Esther starts to intuit what is going on. Her life has been built on waiting and projection. Waiting to have Walter in her arms again and the hope for a better future for their family. In the end, distance dents expectations. The war left its marks. Situations of uncertainty transform priorities. And faith offers a safe spot for Esther. As Walter steadied himself in dance and music, Esther moved closer to the divine. She diluted her dreams in small moralities, not drinking, not wanting to dance, not letting her daughter Sylvia follow her dreams.
Sylvia wants to study, and she wants to dance kuduro. She begins to show the dance at school in New York. Young Angolan women carry this in their luggage—performances capable of attracting important things, like affirmation and vanity. And kuduro offers the power of self-transformation. Presenting herself to her new friends at school, Sylvia goes so far as to say she is the daughter of Angolan diplomats in New York.
Walter had already cautioned her. The city of films can be a terrible place for Black people. At the same time, it can be a place of possibilities. Lost possibilities in an Angola wrapped in the curse of conflict and war, entangled in dilemmas: how could a country full of resources and riches still be condemned to failure?
The film is about the power of love. Of love and affect. The family reunion puts into play three processes of memorialization and trauma. But, also, of an affect that can cure the wounds of the past, can offer forgiveness, and can create a future in the gestures and battles of kuduro. The challenges that are a part of kuduro, the “beefs,” as much as the images of war and peace but also of play and pleasure, are generative.
With a carefully curated soundtrack, well-crafted characters, Farewell Amor rephrases the question Waatao? (“what’s next?”) from Puto Prata’s song: “it’s a big drain, our Luanda” … while tears streak Esther’s cheeks as she asks: what do we do now? Walter responds with a hug and with his silence, he attempts to heal the damage of many years of trauma and suffering. Sylvia wins the dance competition, and the family reconciliation happens around the dinner table.
Manuel Canza, a great dancer and choreographer I have followed since he won the first edition of the Angolan Public Television (TPA) dance competition, Bounce, in 2008, is the film’s choreographer. The way in which he structured the kuduros steps and all their potential is amply evident in this film. Dance has been an important balm intermixed with the images and politics of Angolans around the world.
Angolans have made themselves in- and outside Angola, in conversation with the world. In the departures and arrivals, they carry with them the intangible and immaterial: intuition, faith, dance, and the sad and deep look of permanent uncertainty. But they also take with them the smile of resistance that can hide sadness and misfortunes.

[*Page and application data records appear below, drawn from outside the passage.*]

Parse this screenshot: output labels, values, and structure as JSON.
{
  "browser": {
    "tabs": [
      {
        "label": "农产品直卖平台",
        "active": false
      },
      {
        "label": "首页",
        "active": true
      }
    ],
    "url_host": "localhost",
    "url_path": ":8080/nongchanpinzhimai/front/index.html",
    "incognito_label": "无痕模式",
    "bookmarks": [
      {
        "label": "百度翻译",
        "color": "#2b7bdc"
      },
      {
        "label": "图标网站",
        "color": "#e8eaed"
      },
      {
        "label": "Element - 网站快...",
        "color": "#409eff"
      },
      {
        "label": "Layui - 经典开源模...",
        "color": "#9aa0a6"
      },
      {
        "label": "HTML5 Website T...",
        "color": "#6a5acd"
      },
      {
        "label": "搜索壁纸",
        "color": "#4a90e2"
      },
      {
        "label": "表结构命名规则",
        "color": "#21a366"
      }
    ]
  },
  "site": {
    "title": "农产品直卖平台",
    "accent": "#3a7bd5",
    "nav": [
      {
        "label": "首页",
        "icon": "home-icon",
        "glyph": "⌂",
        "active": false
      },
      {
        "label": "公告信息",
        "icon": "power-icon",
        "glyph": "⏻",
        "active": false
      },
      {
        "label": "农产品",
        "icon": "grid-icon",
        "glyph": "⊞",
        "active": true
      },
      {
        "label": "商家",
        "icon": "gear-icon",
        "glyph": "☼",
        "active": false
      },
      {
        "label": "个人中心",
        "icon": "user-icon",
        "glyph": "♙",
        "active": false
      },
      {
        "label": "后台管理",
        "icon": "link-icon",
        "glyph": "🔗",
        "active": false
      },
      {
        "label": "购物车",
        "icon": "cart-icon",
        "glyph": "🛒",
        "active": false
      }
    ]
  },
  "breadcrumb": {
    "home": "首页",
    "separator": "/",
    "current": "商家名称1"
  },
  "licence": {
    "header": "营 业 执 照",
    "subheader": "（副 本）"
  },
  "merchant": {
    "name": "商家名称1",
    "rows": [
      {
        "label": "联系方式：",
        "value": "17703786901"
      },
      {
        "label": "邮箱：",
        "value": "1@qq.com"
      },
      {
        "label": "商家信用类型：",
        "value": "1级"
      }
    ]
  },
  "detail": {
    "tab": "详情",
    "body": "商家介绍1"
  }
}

Perhaps at arrivals and departures there isn’t much to say. Perhaps all that is needed is to listen in silence and with a hug. A hug that knows how to listen.